As online shoppers, we’re all guilty of the behavior that retailers dread: as we shop, we add items to our cart, and then remove anything we decide is unnecessary or less desirable at the last second before checkout (or worse, we’re comparison shopping in another browser tab, and abandon our session to complete our transaction elsewhere). Usually, this last-second down-sizing of our purchase is to keep our checkout total price within an amount we deemed acceptable prior to beginning our shopping session. The mini-cart has become the best practice in shopping to allow the user to keep track of what they’re buying, and how much they’re spending. – Read More –
After watching the creative teams for my Agency Clients struggle with the conversion from print to digital, I think it’s time for some radical new rules for the entire creative and account teams.
Some agencies are still clinging to the print processes that made them lots of money in the past, but that print-based project work is going away, or at least it will never be the cash cow it once was. The entire workflow is still based on the familiar print process of high fidelity comps, giant printouts, and bloated job jackets migrating around the building. It would make Mad Men proud. – Read More –
The art and science of influencing buying decisions
How do we screw up website content so badly? What are we forgetting that causes websites to fail miserably as sales and marketing support tools?
The assumption in this post is that we are attempting to motivate people to take action – a particular action that we want them to take. It is just that simple. More specifically, we want them to buy something – from us. I am going to explore a few things that many sales people, marketers, and content providers fail to understand and fail to use to their advantage. – Read More –
When we’re shopping online, selecting color is a user experience that most frequent online shoppers take for granted. That’s because selecting color has traditionally been presented to users on common commerce platforms, in a very straightforward manner. Color swatch, color name, and sample image all correlate, making adding the color of the product you want, a total no-brainer. However, these days as retailers struggle to set their online store experience apart from competitors, particularly in cases where a brand may also sell their line on stores like Saks.com or Shopbop.com, I’ve noticed that the basics of the product detail page user experience are muddled. Whenever redesigning a retail experience, it’s really important to make sure the user understands exactly what they’re adding to the cart.
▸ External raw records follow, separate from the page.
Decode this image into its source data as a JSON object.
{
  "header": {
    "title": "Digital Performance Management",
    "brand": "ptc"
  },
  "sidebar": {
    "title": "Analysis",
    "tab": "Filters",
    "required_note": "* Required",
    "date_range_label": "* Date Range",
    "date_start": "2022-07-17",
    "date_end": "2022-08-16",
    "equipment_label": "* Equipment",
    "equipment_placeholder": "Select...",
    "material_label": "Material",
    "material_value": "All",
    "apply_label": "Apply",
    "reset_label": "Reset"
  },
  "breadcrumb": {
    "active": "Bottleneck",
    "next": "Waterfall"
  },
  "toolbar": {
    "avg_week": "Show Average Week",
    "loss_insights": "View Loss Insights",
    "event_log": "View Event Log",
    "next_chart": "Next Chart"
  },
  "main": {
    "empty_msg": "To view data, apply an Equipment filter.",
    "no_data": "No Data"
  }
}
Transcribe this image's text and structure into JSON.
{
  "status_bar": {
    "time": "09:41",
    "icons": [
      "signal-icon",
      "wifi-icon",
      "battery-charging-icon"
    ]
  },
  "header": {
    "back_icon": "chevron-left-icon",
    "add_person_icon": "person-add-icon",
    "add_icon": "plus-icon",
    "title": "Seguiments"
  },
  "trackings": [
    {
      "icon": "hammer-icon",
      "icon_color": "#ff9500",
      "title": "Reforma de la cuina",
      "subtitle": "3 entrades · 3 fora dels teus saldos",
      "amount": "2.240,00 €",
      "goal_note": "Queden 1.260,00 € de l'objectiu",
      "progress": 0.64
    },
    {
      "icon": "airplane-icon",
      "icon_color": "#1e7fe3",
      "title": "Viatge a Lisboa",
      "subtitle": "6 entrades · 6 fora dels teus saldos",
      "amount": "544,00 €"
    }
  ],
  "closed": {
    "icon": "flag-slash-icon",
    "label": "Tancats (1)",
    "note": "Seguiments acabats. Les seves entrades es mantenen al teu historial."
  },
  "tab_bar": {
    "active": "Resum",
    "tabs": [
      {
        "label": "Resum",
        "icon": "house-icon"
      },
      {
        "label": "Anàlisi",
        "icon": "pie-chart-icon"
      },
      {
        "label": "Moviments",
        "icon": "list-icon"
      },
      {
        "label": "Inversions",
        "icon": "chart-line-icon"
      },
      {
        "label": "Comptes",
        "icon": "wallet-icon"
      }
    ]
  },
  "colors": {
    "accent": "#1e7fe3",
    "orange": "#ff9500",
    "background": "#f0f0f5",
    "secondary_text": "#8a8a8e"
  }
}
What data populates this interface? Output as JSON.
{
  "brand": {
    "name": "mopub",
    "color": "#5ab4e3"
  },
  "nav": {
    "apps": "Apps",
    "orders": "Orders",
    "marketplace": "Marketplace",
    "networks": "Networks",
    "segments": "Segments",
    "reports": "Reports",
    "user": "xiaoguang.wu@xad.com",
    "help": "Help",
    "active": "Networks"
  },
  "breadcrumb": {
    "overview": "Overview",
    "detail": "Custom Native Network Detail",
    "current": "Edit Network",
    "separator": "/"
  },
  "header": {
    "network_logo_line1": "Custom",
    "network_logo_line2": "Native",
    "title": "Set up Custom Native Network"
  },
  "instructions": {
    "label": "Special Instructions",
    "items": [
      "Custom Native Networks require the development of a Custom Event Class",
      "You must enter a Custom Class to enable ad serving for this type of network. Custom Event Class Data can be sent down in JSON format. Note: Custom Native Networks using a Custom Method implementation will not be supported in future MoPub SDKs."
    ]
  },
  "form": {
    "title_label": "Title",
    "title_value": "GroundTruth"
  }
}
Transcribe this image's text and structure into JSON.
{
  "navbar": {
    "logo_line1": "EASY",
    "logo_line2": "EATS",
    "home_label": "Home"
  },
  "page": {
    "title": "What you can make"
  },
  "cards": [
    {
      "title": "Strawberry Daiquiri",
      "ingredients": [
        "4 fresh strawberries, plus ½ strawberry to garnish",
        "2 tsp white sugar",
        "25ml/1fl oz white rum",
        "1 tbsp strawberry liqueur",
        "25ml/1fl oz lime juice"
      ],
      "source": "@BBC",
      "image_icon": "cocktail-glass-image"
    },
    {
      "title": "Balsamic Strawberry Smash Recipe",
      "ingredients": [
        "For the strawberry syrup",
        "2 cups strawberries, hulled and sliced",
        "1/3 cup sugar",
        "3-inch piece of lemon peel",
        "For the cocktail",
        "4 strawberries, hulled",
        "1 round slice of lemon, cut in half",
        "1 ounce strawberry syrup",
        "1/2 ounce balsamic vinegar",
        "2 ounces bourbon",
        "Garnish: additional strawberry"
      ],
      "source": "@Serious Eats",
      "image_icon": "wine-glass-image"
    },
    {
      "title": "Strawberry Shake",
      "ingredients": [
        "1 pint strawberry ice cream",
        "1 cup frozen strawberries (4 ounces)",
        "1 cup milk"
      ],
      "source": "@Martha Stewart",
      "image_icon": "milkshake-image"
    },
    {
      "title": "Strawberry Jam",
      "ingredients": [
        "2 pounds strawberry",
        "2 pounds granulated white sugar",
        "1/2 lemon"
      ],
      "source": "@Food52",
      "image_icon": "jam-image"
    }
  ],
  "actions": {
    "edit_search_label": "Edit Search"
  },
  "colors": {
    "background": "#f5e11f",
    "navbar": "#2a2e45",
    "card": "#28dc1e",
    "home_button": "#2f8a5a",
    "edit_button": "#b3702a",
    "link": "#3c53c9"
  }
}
A high conversion rate isn’t as impressive if it’s accompanied by a high rate of online returns (unless Try & Buy is your commerce strategy and you’re OK with a lot of online returns, but that’s a topic for another blog post).
A short while ago, I found myself in a familiar situation – a big solution decision in a big company has to be made; technology sets the tone and UX (coming in second…) has to provide a sound reasoning that people understand and relate to.
We’ve all been there before, right?! Development teams are mostly very accurate and quantitative while UX is mostly on the higher planes of essence and seem to require the persuasive skills of a good lawyer to convince the crowd.
The question was – “With our first iPhone mobile application – should we go native or HTML5?”
When we look at the basic nature of web design and the creation of a consistent, usable, organized site, often times our assignment can be a bit like cramming a lot into one little space. We’re not alone. Every industry is challenged to prioritize and simplify. I started to think of my favorite designers and companies that have done a great job of providing quality experiences to the masses, while also designing things with interesting form and function. While I’m sure this isn’t the most ground breaking of ideas, I think there is some merit as to what we give to a user and providing elegant design functions.
I have discovered that I may have lost work to more dazzling portfolios. This concerns me, but not at the potential loss of work. It concerns me because the people hiring UX designers are often looking for “rock-star” portfolios. I won’t even get into the fact that “rock-star” implies to me: ego that exceeds talent, focus on the irrelevant or unimportant areas of strength, and the idea that being great at one thing presumes that talent automatically spills into another area (particularly one that seems unrelated or tangential at best.) The focus has become more about visual, marketing and sales impact at the cost of a good user experience. – Read More –